Conflict of interest: none declared.
Clinical dermatology ● Original article
A prospective case series of secondary intention healing for surgical wounds on the dorsum of the hand
Version of Record online: 13 JUN 2013
© 2013 British Association of Dermatologists
Clinical and Experimental Dermatology
Volume 38, Issue 6, pages 606–611, August 2013
How to Cite
Lateo, S. A. and Langtry, J. A. A. (2013), A prospective case series of secondary intention healing for surgical wounds on the dorsum of the hand. Clinical and Experimental Dermatology, 38: 606–611. doi: 10.1111/ced.12044
- Issue online: 10 JUL 2013
- Version of Record online: 13 JUN 2013
- Manuscript Accepted: 29 JUL 2012
The dorsum of the hand is a common site for squamous cell carcinoma, and excision with appropriate margins often results in surgical defects that cannot be repaired by primary side-to-side closure.
To assess healing time, complications and resulting scars when surgical wounds on the dorsum of the hand were allowed to heal by secondary intention.
This was a prospective study of 28 surgical defects on the dorsum of the hand, which were allowed to heal by secondary intention. Patients were followed up on days 2, 7 and 14, and then every 2 weeks until the wounds healed. Wound dressings were changed 2-3 times per week. Patients' tolerance of this treatment and their degree of satisfaction with the final results was determined.
The defect diameters ranged from 15 to 46 mm (median 24 mm). The time to heal was determined in 24 patients, and ranged from 22 to 63 days (median 44 days). There were no cases of postoperative bleeding. Two patients developed erythema of the wound edge; wound swabs for culture were negative in both cases. Overgranulation developed in 12 of 28 wounds, which settled with the application of a potent topical steroid and discontinuation of the hydrocolloid dressing. Patients were either ‘very satisfied’ (12/18) or ‘satisfied’ (6/18) with the resulting scar.

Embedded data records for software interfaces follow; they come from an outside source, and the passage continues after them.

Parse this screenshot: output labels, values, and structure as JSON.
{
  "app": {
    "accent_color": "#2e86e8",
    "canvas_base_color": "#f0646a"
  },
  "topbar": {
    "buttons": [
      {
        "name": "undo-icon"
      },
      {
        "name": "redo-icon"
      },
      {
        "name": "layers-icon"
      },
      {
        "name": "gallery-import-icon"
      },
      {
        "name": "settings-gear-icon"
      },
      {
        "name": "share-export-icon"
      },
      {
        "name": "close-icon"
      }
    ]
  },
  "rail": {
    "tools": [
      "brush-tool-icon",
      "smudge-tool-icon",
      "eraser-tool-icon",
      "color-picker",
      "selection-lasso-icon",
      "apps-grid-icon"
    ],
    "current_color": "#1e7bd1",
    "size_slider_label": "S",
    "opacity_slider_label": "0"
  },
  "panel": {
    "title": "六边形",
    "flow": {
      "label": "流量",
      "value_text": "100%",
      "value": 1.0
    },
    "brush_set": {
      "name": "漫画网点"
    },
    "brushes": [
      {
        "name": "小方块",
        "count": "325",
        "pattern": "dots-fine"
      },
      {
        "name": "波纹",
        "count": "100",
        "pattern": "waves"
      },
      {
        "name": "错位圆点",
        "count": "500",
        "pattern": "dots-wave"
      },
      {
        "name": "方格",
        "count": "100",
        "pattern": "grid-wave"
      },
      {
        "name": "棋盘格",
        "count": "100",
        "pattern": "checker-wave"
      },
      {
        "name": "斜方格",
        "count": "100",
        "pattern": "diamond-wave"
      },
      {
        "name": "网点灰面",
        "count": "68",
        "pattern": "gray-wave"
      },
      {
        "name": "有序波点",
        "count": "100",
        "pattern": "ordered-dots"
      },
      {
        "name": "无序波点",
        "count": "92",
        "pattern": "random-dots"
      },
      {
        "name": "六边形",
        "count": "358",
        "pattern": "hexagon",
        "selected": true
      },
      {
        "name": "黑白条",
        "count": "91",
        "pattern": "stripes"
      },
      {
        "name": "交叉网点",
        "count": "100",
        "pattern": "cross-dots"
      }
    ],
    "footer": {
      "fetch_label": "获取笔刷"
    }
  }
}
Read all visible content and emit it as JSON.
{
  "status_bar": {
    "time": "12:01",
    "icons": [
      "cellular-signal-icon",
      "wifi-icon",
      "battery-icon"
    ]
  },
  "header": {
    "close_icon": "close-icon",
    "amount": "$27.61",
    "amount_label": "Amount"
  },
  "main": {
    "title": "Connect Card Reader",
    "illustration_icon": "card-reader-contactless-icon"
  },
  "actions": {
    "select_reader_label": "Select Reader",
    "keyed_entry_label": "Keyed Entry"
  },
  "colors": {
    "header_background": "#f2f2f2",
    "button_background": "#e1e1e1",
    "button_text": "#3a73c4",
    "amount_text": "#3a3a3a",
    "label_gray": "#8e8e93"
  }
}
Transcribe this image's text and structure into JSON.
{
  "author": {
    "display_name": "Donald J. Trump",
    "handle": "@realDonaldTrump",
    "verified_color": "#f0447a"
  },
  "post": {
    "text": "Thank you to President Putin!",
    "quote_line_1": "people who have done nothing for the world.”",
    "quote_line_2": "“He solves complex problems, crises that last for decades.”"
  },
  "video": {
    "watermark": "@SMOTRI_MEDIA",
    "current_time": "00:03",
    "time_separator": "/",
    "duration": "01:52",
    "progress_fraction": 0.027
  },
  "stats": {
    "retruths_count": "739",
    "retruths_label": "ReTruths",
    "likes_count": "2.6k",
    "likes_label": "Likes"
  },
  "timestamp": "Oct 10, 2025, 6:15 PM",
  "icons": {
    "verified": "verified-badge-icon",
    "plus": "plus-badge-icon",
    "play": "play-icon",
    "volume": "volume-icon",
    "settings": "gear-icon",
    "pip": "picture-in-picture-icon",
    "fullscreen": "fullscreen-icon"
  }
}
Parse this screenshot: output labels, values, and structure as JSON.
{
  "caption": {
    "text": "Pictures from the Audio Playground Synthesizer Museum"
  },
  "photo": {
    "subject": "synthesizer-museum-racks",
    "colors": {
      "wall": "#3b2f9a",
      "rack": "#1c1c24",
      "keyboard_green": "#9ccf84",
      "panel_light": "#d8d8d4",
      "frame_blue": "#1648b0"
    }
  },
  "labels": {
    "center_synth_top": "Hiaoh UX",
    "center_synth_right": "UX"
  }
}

Secondary intention healing of surgical wounds on the dorsum of the hand is a useful management option, which is well tolerated by patients, has a low rate of complications, and gives good cosmetic results.